**Problem statement:** Below are some records; find each line that carries the word "کنید" and copy it.

Segment Start: Given data

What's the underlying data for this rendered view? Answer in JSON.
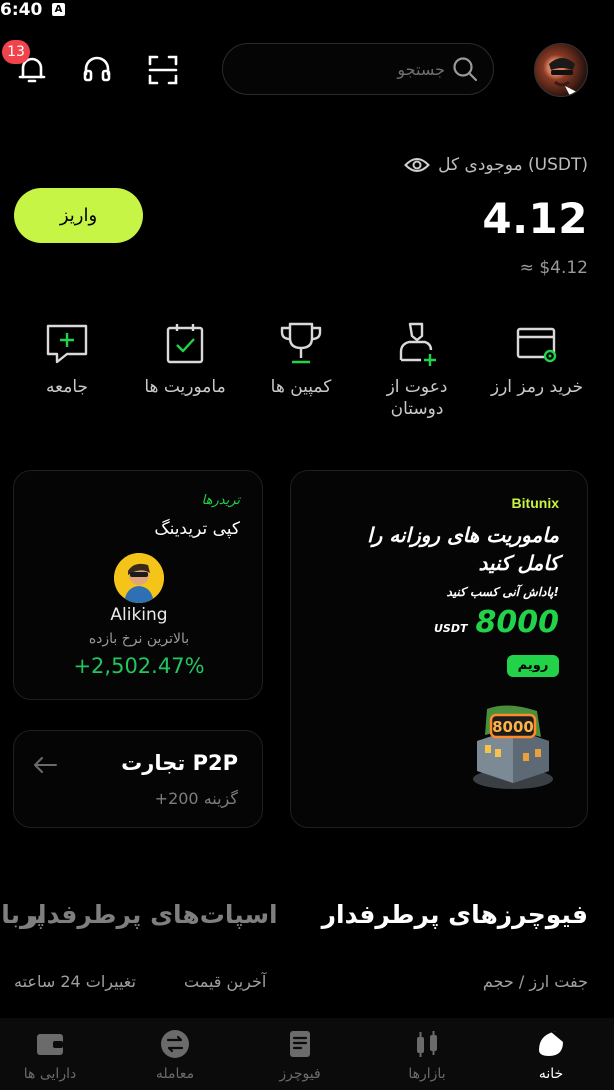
{
  "status_bar": {
    "time": "6:40",
    "indicator": "A"
  },
  "top_bar": {
    "notifications_count": "13",
    "search_placeholder": "جستجو",
    "icons": [
      "bell-icon",
      "headset-icon",
      "scan-icon",
      "search-icon",
      "avatar"
    ]
  },
  "balance": {
    "label": "موجودی کل (USDT)",
    "value": "4.12",
    "usd_equivalent": "≈ $4.12",
    "deposit_label": "واریز"
  },
  "quick_actions": [
    {
      "label": "خرید رمز ارز",
      "icon": "card-icon"
    },
    {
      "label": "دعوت از دوستان",
      "icon": "add-user-icon"
    },
    {
      "label": "کمپین ها",
      "icon": "trophy-icon"
    },
    {
      "label": "ماموریت ها",
      "icon": "task-icon"
    },
    {
      "label": "جامعه",
      "icon": "chat-icon"
    }
  ],
  "promo_card": {
    "brand": "Bitunix",
    "title": "ماموریت های روزانه را کامل کنید",
    "subtitle": "پاداش آنی کسب کنید!",
    "amount": "8000",
    "unit": "USDT",
    "tag": "رویم"
  },
  "copy_trading_card": {
    "tag": "تریدرها",
    "title": "کپی تریدینگ",
    "trader_name": "Aliking",
    "metric_label": "بالاترین نرخ بازده",
    "roi": "+2,502.47%"
  },
  "p2p_card": {
    "title": "تجارت P2P",
    "subtitle": "+200 گزینه"
  },
  "market_tabs": [
    {
      "label": "فیوچرزهای پرطرفدار",
      "active": true
    },
    {
      "label": "اسپات‌های پرطرفدار",
      "active": false
    },
    {
      "label": "پربا",
      "active": false
    }
  ],
  "market_columns": {
    "pair_volume": "جفت ارز / حجم",
    "last_price": "آخرین قیمت",
    "change_24h": "تغییرات 24 ساعته"
  },
  "bottom_nav": [
    {
      "label": "خانه",
      "icon": "home-icon",
      "active": true
    },
    {
      "label": "بازارها",
      "icon": "markets-icon",
      "active": false
    },
    {
      "label": "فیوچرز",
      "icon": "futures-icon",
      "active": false
    },
    {
      "label": "معامله",
      "icon": "trade-icon",
      "active": false
    },
    {
      "label": "دارایی ها",
      "icon": "wallet-icon",
      "active": false
    }
  ],
  "colors": {
    "accent": "#c7f546",
    "positive": "#22c55e",
    "badge": "#f0434b",
    "background": "#000000"
  }
}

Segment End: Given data

**Answer for this exercise:**
    "title": "ماموریت های روزانه را کامل کنید",
    "subtitle": "پاداش آنی کسب کنید!",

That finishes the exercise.